(Dataset items)
# # #

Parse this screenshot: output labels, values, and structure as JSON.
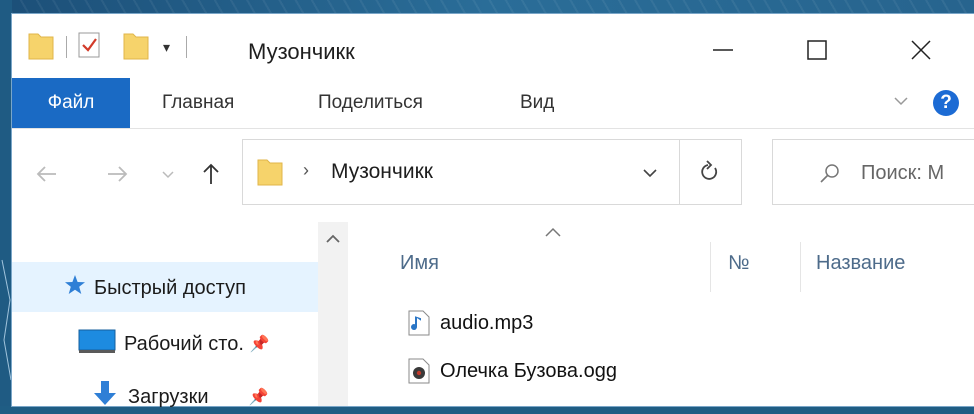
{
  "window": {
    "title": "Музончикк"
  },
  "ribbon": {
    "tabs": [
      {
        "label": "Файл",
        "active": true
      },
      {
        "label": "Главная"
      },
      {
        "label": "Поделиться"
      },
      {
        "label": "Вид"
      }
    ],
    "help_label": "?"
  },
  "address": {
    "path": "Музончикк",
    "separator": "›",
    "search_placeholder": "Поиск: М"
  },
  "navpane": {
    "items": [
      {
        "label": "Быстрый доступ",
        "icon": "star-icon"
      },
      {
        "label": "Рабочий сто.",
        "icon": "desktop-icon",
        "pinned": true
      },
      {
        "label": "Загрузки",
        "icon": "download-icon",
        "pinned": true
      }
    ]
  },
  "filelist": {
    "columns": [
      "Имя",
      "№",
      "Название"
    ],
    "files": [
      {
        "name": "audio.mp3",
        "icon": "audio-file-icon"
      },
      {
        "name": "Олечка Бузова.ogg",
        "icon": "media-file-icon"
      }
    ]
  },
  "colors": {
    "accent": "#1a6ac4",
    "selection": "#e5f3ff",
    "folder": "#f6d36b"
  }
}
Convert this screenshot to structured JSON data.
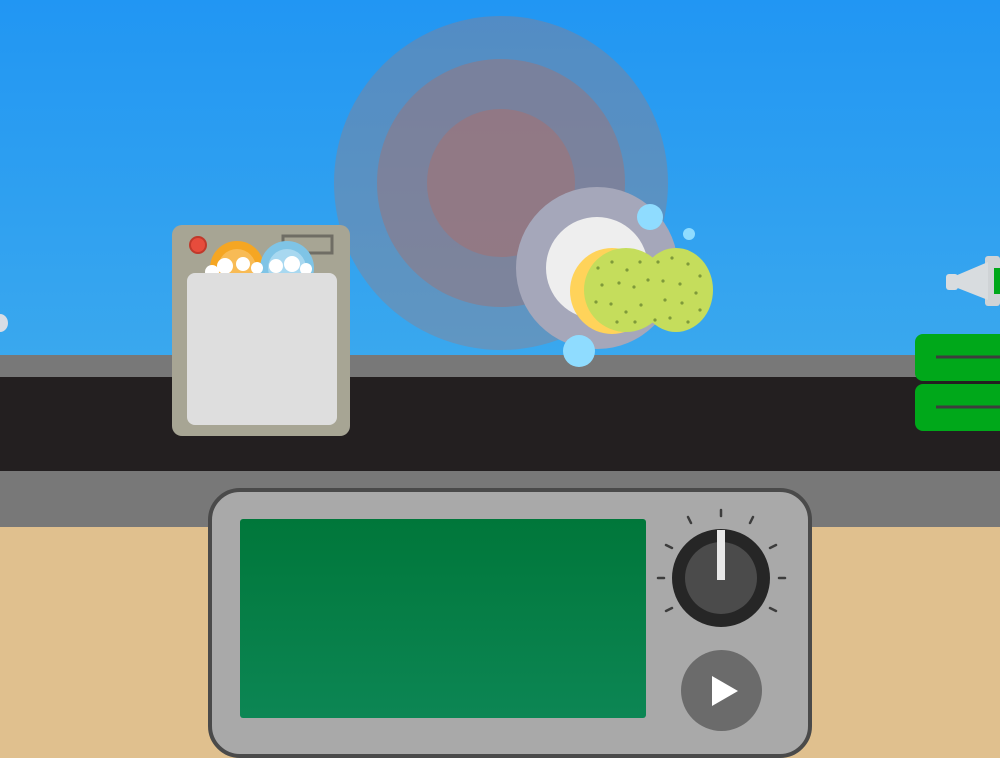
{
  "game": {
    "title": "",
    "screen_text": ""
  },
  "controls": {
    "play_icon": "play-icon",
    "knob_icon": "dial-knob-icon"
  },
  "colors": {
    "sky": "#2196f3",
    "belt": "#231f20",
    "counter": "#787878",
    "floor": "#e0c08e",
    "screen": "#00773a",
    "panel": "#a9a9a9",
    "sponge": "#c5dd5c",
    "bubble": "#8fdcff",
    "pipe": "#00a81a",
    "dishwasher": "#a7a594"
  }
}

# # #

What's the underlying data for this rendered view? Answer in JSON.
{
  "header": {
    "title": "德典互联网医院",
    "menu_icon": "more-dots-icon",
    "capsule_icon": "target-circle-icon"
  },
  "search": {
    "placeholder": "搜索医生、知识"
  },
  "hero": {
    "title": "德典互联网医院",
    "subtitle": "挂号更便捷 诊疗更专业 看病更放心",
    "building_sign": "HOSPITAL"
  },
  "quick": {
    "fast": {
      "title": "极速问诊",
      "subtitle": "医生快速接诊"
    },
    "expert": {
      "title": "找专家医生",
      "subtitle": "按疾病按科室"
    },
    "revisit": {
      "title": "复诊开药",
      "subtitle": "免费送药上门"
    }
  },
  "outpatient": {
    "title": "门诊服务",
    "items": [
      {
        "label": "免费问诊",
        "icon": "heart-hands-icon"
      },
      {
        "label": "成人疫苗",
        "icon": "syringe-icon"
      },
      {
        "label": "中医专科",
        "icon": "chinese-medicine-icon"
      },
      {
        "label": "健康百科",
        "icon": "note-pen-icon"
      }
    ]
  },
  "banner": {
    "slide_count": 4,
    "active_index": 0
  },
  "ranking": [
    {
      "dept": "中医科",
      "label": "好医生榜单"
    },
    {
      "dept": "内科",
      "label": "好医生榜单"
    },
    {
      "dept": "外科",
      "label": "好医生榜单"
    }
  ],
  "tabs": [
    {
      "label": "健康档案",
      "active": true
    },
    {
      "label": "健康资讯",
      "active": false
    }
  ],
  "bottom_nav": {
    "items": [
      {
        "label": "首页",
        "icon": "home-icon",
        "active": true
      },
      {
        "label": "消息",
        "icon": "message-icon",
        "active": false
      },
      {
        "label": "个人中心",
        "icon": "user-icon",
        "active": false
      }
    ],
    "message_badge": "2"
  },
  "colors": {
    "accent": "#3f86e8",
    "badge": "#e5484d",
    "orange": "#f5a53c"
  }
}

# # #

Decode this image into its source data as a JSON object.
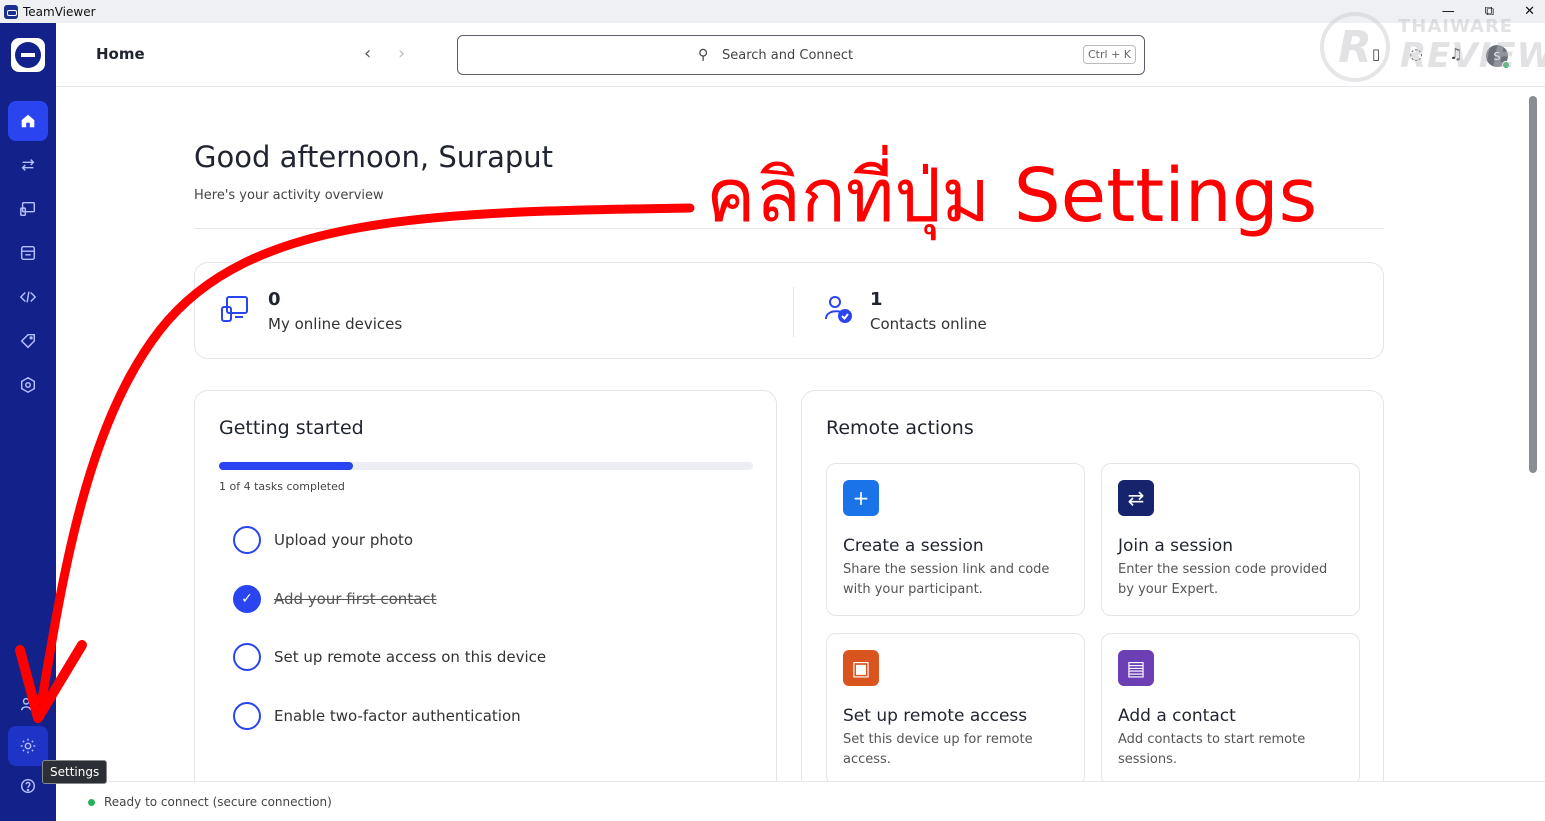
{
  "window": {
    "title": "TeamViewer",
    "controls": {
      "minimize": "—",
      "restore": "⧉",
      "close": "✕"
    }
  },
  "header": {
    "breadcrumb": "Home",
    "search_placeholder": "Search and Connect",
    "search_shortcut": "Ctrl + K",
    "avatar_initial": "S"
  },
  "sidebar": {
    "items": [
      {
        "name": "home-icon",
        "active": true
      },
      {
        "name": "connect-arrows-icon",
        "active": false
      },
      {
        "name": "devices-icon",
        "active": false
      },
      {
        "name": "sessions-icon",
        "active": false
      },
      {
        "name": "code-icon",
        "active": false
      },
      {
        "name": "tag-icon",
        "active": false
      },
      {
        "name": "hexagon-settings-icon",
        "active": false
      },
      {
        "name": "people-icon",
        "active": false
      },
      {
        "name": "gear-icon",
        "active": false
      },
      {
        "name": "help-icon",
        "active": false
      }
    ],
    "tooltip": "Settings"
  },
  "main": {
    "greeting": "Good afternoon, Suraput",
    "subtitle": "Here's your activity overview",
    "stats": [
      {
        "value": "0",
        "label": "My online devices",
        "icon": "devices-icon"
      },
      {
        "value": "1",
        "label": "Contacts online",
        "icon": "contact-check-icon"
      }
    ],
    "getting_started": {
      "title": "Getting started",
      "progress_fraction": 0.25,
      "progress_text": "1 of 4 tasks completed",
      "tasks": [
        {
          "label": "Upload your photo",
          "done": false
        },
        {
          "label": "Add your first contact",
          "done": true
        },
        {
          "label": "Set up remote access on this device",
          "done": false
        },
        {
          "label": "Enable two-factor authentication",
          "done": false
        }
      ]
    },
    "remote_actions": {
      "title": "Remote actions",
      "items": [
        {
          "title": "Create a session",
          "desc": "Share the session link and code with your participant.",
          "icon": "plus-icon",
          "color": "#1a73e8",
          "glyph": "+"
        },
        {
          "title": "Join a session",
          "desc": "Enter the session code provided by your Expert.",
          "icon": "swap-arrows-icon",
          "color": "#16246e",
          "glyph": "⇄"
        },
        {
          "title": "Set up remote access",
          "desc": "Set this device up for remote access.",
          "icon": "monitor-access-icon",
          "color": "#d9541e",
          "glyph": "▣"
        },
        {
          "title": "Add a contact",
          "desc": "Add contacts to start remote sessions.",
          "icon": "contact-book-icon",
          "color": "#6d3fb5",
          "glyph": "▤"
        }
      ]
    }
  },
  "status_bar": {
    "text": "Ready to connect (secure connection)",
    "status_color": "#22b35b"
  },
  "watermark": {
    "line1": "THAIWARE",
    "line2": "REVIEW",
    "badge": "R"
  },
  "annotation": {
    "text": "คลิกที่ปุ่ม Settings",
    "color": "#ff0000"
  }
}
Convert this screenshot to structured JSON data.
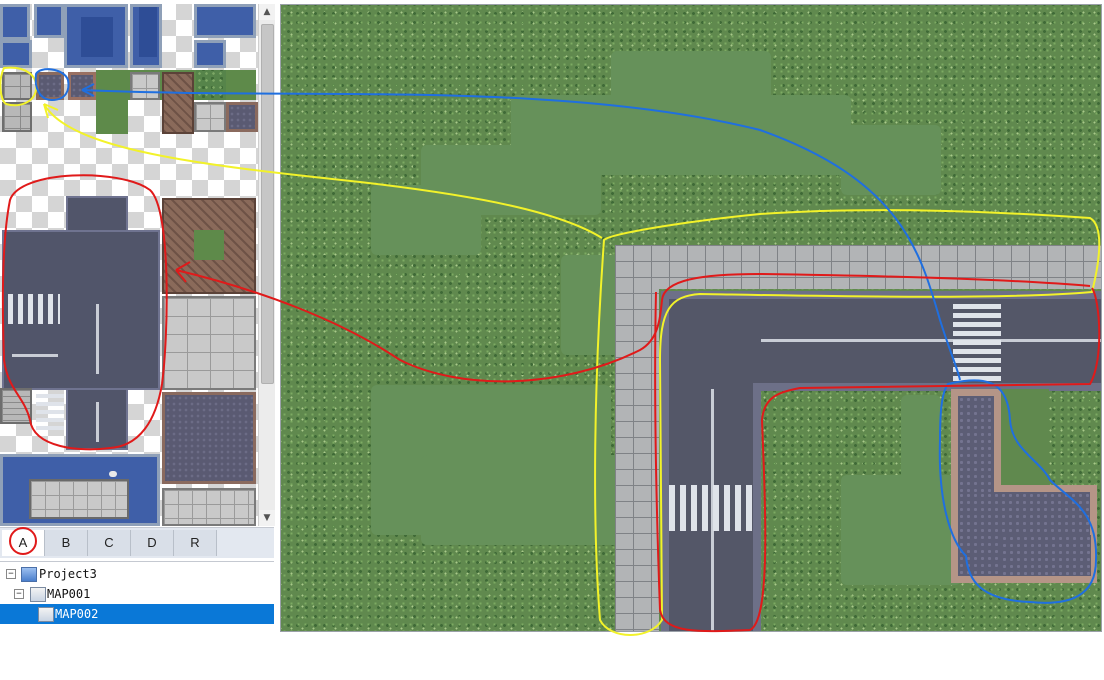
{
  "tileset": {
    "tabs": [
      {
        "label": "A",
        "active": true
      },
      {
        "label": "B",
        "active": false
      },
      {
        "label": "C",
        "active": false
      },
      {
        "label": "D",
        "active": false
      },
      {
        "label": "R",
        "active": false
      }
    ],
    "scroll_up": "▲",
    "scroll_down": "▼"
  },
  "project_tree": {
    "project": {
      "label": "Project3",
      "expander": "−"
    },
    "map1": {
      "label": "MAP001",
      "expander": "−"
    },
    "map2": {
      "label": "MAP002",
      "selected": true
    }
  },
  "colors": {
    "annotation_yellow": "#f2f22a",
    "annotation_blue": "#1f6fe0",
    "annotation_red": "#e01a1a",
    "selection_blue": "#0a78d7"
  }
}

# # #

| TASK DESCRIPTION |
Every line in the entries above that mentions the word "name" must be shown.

| REPLY TO THE EXERCISE |
        "name": "audio.mp3",
        "name": "Олечка Бузова.ogg",
        "name": "home-icon",
        "name": "connect-arrows-icon",
        "name": "devices-icon",
        "name": "sessions-icon",
        "name": "code-icon",
        "name": "tag-icon",
        "name": "hexagon-settings-icon",
        "name": "people-icon",
        "name": "gear-icon",
        "name": "help-icon",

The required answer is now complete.